As we’re coming out of Covid, we’re revamping our leadership program here at Monument Health. I think we need to really emphasize that, and I’m not alone in that opinion. We have good support for that. But I think some of what we’ve gone through in the last few years has shown us that it’s not the clinical experience, but the resilience you build by being in a leadership role and going through failure and success — that really makes the difference.
Honestly, the problems and the challenges I faced in the military are not any different than what we face in the civilian world when it comes to healthcare. The payment model is extremely different, but I think my experience has helped because I had a different version of payment for healthcare in the military. I’ve learned, and I continued to learn daily, about the payment model out here, but I think we can learn a lot from each other.
I have colleagues who are CIOs and CNOs in other parts of the country and we lean on each other. I call them up and say, ‘I’m dealing with this — what are you doing? I’ve learned so much from them.

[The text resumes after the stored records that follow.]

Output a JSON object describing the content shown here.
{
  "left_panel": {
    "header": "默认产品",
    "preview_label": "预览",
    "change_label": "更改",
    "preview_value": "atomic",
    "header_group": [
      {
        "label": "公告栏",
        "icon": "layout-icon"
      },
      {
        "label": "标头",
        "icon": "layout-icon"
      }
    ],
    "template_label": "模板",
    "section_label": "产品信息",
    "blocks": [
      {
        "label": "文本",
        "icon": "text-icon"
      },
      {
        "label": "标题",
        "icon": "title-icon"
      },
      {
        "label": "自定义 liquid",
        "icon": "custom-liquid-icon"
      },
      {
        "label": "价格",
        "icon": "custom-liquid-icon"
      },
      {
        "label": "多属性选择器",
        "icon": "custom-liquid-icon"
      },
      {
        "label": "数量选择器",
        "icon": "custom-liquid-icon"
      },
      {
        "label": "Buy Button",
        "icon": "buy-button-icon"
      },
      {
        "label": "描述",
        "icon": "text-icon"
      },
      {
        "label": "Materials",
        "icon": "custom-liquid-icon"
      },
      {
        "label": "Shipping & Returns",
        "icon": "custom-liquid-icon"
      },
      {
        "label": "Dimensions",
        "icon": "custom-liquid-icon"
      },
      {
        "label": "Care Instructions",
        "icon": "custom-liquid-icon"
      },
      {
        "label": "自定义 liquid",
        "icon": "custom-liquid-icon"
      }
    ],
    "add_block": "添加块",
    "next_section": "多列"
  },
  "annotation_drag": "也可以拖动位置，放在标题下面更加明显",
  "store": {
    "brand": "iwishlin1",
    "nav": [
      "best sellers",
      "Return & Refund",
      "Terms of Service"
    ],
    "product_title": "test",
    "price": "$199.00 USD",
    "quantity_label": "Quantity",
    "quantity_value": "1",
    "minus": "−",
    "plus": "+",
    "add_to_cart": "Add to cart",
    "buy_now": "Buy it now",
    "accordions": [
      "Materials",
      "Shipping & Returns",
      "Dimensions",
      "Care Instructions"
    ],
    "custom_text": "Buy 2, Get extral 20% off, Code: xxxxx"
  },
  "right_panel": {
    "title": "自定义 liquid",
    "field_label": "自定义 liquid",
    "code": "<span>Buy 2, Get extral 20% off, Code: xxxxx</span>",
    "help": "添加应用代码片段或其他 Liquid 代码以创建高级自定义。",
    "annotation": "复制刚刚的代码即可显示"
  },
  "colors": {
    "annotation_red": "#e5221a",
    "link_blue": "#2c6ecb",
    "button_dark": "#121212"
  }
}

Hopefully, I can repay the favor at times. The networking aspect is invaluable. The group of people that you build in a 24-year Army career can really help you even when you leave. So, it’s a few things: the leadership training. I think that’s a couple of things — it’s the leadership training and the foundation of the network that I built that really helped me.
Healthcare is a small world. The military is a small world. When you put them together, it’s an even smaller world. I still often interact with folks that I worked with over the last 24 years; some are still on the federal side, and we talk about that. Others are now in commercial healthcare systems like I am, and we talk about that. But it remains a very tight knit community.
“Be open to opportunity”
Gamble: It seems like that was really a great foundation.
Kerkenbush: Definitely. It was not my plan. I have a high school senior this year; he’s getting ready to go to college, but I tell him, be open to opportunity. You need a plan. You should be thinking 5 or 10 years out. I think the Army really taught me that too. They make you think that way, because they want to have a path charted so they know where everybody is going. Think 5 years out. Think 10 years out. But be open to opportunity. It might not be the plan you had but if there’s an opportunity that presents itself, it could shift you in the right way. And finally, it’s all about relationships. Those are my three mantras: have a plan, be flexible, and it’s all about relationships. Build those relationships; don’t ever burn a bridge. You never know when someone might be there to help you. Those relationships can be so important as you try to get to the next step in your career, even retirement. I’ve retired once and I plan to retire again, but then I hope I can lean on folks to go visit them in various parts of the world. But yes, relationships are important.
Gamble: That’s fascinating. I’m always interested in hearing about people’s experiences, especially in the military. Well, I want to thank you for your time. This has been great.
Kerkenbush: Absolutely, anytime.